For the most part she practises what she preaches, which is, as she says of Bishop's poems, that 'a much instructed persuasive- ness is emphasised by uninsistence'. The uninsistence gives way to witty scorn, however, in the matter of female stereotypes and male patronage. 'Talk of weapons and the tendency to match one's intellectual and emotional vigor with the violence of nature, give a martial, an apparently masculine tone to such writing as H.D.'s, the more so that women are regarded as belonging necessarily to either of two classes; that of the intellectual freelance or that of the eternally sleeping beauty, effortless yet effective in the indes- tructible limestone keep of domesticity.' And, of Max Bodenheim again: Surely there is false perspicacity in an analy- sis which results always in the exhibiting of woman's 'enticing inferiority'; which finds her an embarrassing adjunct, 'cooing and crawling for your money', a creature of perfumed effeteness, of 'interminable eva- sions', 'waving surrender in the foreground', never other than a receiver of `men's orna- ments and poverties'. The writer's attitude of pronouncement reaches its apex in the state- ment of one of his dramatis personae, that there is zest in bagging a woman who is one's equal in wits; the possibility of bagging a superior in wits not being allowed to confuse the issue.
As a critic Marianne Moore is not in the Pound or Eliot class, but these 700 pages abound in grace, insight and felicity. The limpid honesty of her autobiographical essay 'If I Were Sixteen Today', written in 1958, is typical. 'I felt insecure, and took a day at a time, not because I knew it was best but because I had to. I regarded myself as a wall-flower; I did not like my face, and not many of my clothes. I was an introvert.' And I liked too her unhector- ing, believable wisdom:
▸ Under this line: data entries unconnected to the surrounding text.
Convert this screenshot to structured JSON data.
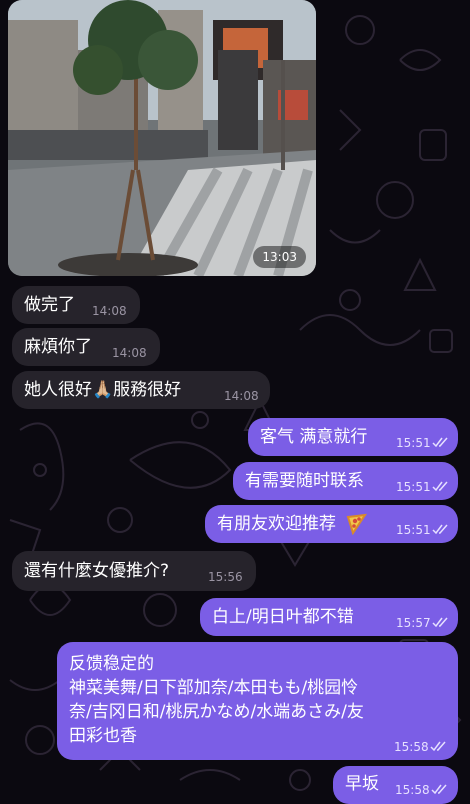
{
  "chat": {
    "photo": {
      "time": "13:03"
    },
    "messages": [
      {
        "dir": "in",
        "text": "做完了",
        "time": "14:08"
      },
      {
        "dir": "in",
        "text": "麻煩你了",
        "time": "14:08"
      },
      {
        "dir": "in",
        "text": "她人很好🙏🏼服務很好",
        "time": "14:08"
      },
      {
        "dir": "out",
        "text": "客气 满意就行",
        "time": "15:51",
        "read": true
      },
      {
        "dir": "out",
        "text": "有需要随时联系",
        "time": "15:51",
        "read": true
      },
      {
        "dir": "out",
        "text": "有朋友欢迎推荐",
        "emoji": "pizza-emoji",
        "time": "15:51",
        "read": true
      },
      {
        "dir": "in",
        "text": "還有什麼女優推介?",
        "time": "15:56"
      },
      {
        "dir": "out",
        "text": "白上/明日叶都不错",
        "time": "15:57",
        "read": true
      },
      {
        "dir": "out",
        "lines": [
          "反馈稳定的",
          "神菜美舞/日下部加奈/本田もも/桃园怜",
          "奈/吉冈日和/桃尻かなめ/水端あさみ/友",
          "田彩也香"
        ],
        "time": "15:58",
        "read": true
      },
      {
        "dir": "out",
        "text": "早坂",
        "time": "15:58",
        "read": true
      }
    ]
  },
  "colors": {
    "background": "#0b0910",
    "incoming": "#26232b",
    "outgoing": "#7b5ee6",
    "doodle": "#2b2433"
  }
}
For mortal rage and immortal injury, are there or are there not medicines? Job and Hamlet insisted that we dare not let ourselves be snared into hating hatefulness; to do this would be to take our own lives. Harmed, let us say, through our generosity — if we consent to have pity on our illusions and others' absence of illusion, to condone the fact that 'no fine body ever can be meat and drink to anyone' — is it true that pain will exchange its role and become servant instead of master? Or is it merely a conve- niently unexpunged superstition? Those who have seemed to know most about eternity feel that this side of eternity is a small part of life. We are told, if we do wrong that grace may abound, it does not abound. We need not be told that life is never going to be free from trouble and that there are no substi- tutes for the dead; but it is a fact as well as a mystery that weakness is power, that hand- icap is proficiency, that the scar is a creden- tial, that indignation is no adversary for gratitude, or heroism for joy. There are medicines.